So I'm used to the fact that symbolic things like huge drops of sweat, huge aneurystic veins, etc. are more or less abstract exaggerations of intense emotions rather than literal drops of sweat or veins. But now I'm drawing a character with a big drop of sweat looking at themself in a mirror, and I'm not sure what to do. If the drop of sweat is non-diegetic and purely symbolic, it doesn't make sense that it gets reflected in the mirror, because reflection would imply that that drop of sweat is literal, physical, and exists in the world (aka, diegetic). So is there any cases where an anime/manga character having their sweat reflected in a mirror as if it were diegetic?
It would depend on the medium and tropes at play within the particular series. Such as comedies breaking a 4th wall.
Generally. I would say no. The reading or viewer of a particular series is an extra-diegetic spectator. The narrative present are convey some sort of atmosphere to the spectator (perhaps for amusement). The emotive transformation tropes is intended as a means of distanciation, as the apparent "reality" of the on-screen world is undermined by such an occurrence.

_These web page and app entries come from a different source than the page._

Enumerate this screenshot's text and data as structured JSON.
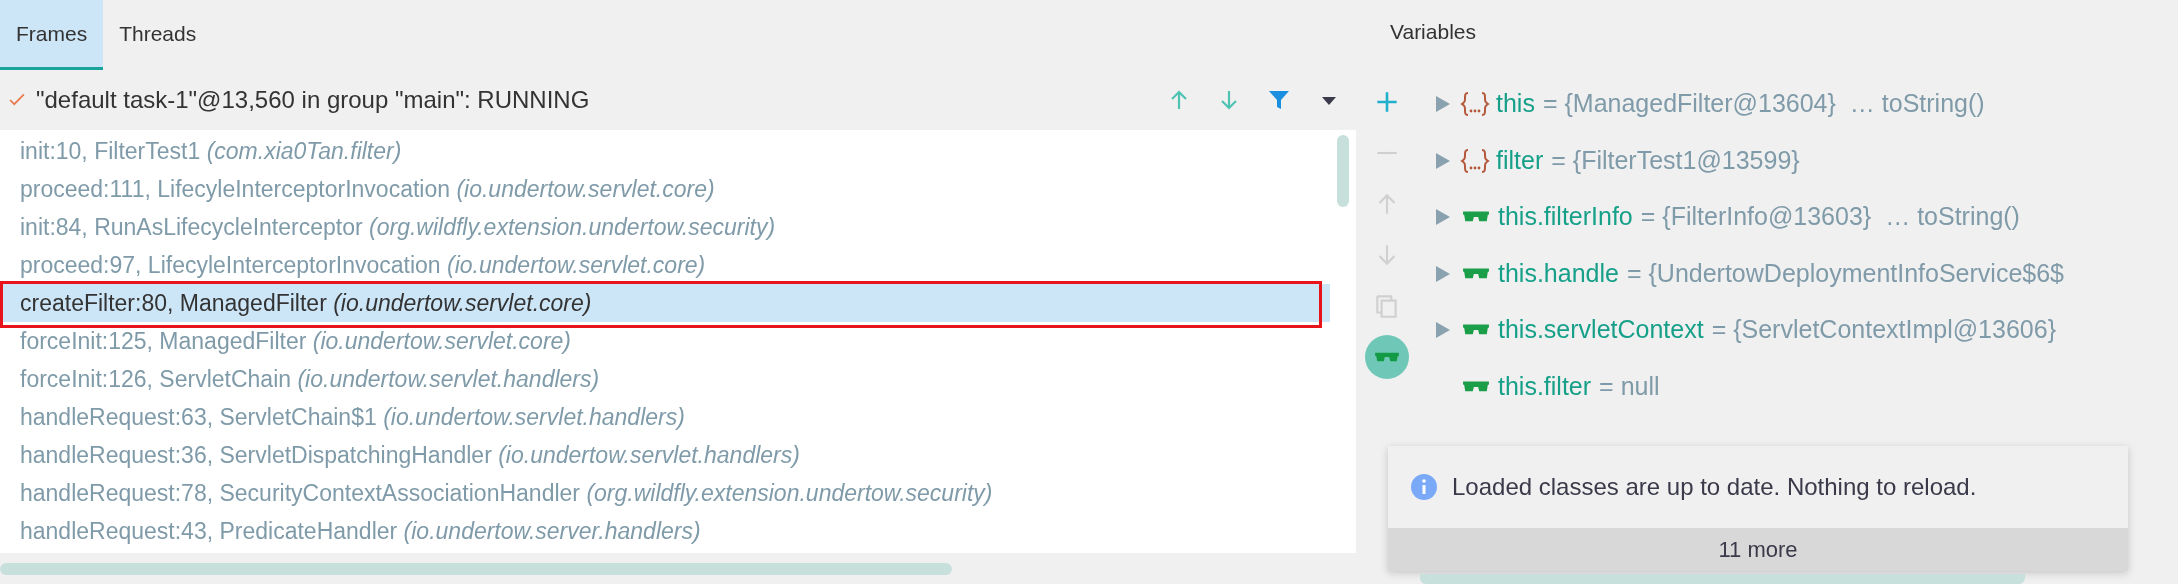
{
  "tabs": [
    {
      "label": "Frames",
      "selected": true
    },
    {
      "label": "Threads",
      "selected": false
    }
  ],
  "thread": {
    "text": "\"default task-1\"@13,560 in group \"main\": RUNNING"
  },
  "frames": [
    {
      "method": "init:10, FilterTest1",
      "package": "(com.xia0Tan.filter)",
      "selected": false,
      "boxed": false
    },
    {
      "method": "proceed:111, LifecyleInterceptorInvocation",
      "package": "(io.undertow.servlet.core)",
      "selected": false,
      "boxed": false
    },
    {
      "method": "init:84, RunAsLifecycleInterceptor",
      "package": "(org.wildfly.extension.undertow.security)",
      "selected": false,
      "boxed": false
    },
    {
      "method": "proceed:97, LifecyleInterceptorInvocation",
      "package": "(io.undertow.servlet.core)",
      "selected": false,
      "boxed": false
    },
    {
      "method": "createFilter:80, ManagedFilter",
      "package": "(io.undertow.servlet.core)",
      "selected": true,
      "boxed": true
    },
    {
      "method": "forceInit:125, ManagedFilter",
      "package": "(io.undertow.servlet.core)",
      "selected": false,
      "boxed": false
    },
    {
      "method": "forceInit:126, ServletChain",
      "package": "(io.undertow.servlet.handlers)",
      "selected": false,
      "boxed": false
    },
    {
      "method": "handleRequest:63, ServletChain$1",
      "package": "(io.undertow.servlet.handlers)",
      "selected": false,
      "boxed": false
    },
    {
      "method": "handleRequest:36, ServletDispatchingHandler",
      "package": "(io.undertow.servlet.handlers)",
      "selected": false,
      "boxed": false
    },
    {
      "method": "handleRequest:78, SecurityContextAssociationHandler",
      "package": "(org.wildfly.extension.undertow.security)",
      "selected": false,
      "boxed": false
    },
    {
      "method": "handleRequest:43, PredicateHandler",
      "package": "(io.undertow.server.handlers)",
      "selected": false,
      "boxed": false
    }
  ],
  "variables_title": "Variables",
  "variable_tools": [
    {
      "kind": "add",
      "disabled": false,
      "on": false
    },
    {
      "kind": "remove",
      "disabled": true,
      "on": false
    },
    {
      "kind": "up",
      "disabled": true,
      "on": false
    },
    {
      "kind": "down",
      "disabled": true,
      "on": false
    },
    {
      "kind": "copy",
      "disabled": true,
      "on": false
    },
    {
      "kind": "watches",
      "disabled": false,
      "on": true
    }
  ],
  "variables": [
    {
      "kind": "object",
      "name": "this",
      "value": "= {ManagedFilter@13604}",
      "extra": "… toString()",
      "expandable": true
    },
    {
      "kind": "object",
      "name": "filter",
      "value": "= {FilterTest1@13599}",
      "expandable": true
    },
    {
      "kind": "watch",
      "name": "this.filterInfo",
      "value": "= {FilterInfo@13603}",
      "extra": "… toString()",
      "expandable": true
    },
    {
      "kind": "watch",
      "name": "this.handle",
      "value": "= {UndertowDeploymentInfoService$6$",
      "expandable": true
    },
    {
      "kind": "watch",
      "name": "this.servletContext",
      "value": "= {ServletContextImpl@13606}",
      "expandable": true
    },
    {
      "kind": "watch",
      "name": "this.filter",
      "value": "= null",
      "expandable": false
    }
  ],
  "notification": {
    "text": "Loaded classes are up to date. Nothing to reload.",
    "more": "11 more"
  }
}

While this is a performative metamorphosis, regardless of what is reflected upon a the scene or upon an object, the character retains their so-called "diegetic integrity", since these emotive transformations are not overtly acknowledged within the story's world, as other on-screen characters do not generally react to the emotive transformation of a character (e.g., what's up with that sweat drop; why do you have that angry knot on your head if you're not angry).
They are aimed at the extra-diegetic spectator audience. Much like how a third person narrative is understood to be outside the a diegetic action, at least in regards whether the narrator and audience are aware of of the character, but the characters are not aware of them. Much like how in a work of literature the narrative voice is bound to the presentation of its characters.
In short, while the characters remain as they are, oblivious to any scrutiny from the audience, their existence is tied to (inextricably) to communicating with extra-diegetic spectator of an audience. These emotive transformations serves as emphasis to an external emphasis of internal expression.